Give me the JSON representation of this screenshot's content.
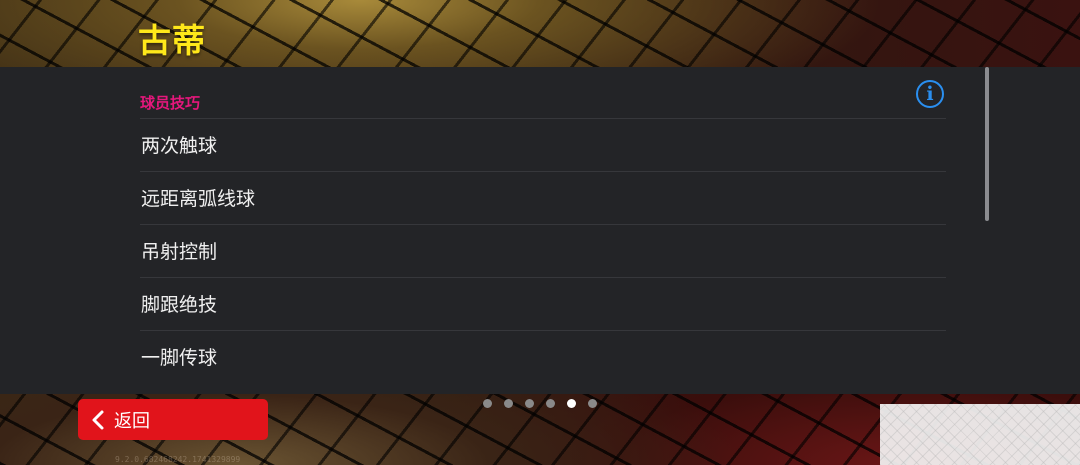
{
  "header": {
    "player_name": "古蒂"
  },
  "panel": {
    "section_title": "球员技巧",
    "info_icon": "info-icon",
    "skills": [
      {
        "label": "两次触球"
      },
      {
        "label": "远距离弧线球"
      },
      {
        "label": "吊射控制"
      },
      {
        "label": "脚跟绝技"
      },
      {
        "label": "一脚传球"
      }
    ]
  },
  "pager": {
    "page_count": 6,
    "active_page": 5
  },
  "footer": {
    "back_label": "返回",
    "back_icon": "chevron-left-icon",
    "version": "9.2.0.682468242.1741329899"
  },
  "colors": {
    "player_name": "#ffe81a",
    "section_title": "#e5177c",
    "info_icon": "#2a8ff0",
    "back_button": "#e1141b",
    "panel_bg": "#232427"
  }
}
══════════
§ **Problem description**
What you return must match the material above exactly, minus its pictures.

§ **Output for this task**
Give me the JSON representation of this screenshot's content.
{
  "header": {
    "player_name": "古蒂"
  },
  "panel": {
    "section_title": "球员技巧",
    "info_icon": "info-icon",
    "skills": [
      {
        "label": "两次触球"
      },
      {
        "label": "远距离弧线球"
      },
      {
        "label": "吊射控制"
      },
      {
        "label": "脚跟绝技"
      },
      {
        "label": "一脚传球"
      }
    ]
  },
  "pager": {
    "page_count": 6,
    "active_page": 5
  },
  "footer": {
    "back_label": "返回",
    "back_icon": "chevron-left-icon",
    "version": "9.2.0.682468242.1741329899"
  },
  "colors": {
    "player_name": "#ffe81a",
    "section_title": "#e5177c",
    "info_icon": "#2a8ff0",
    "back_button": "#e1141b",
    "panel_bg": "#232427"
  }
}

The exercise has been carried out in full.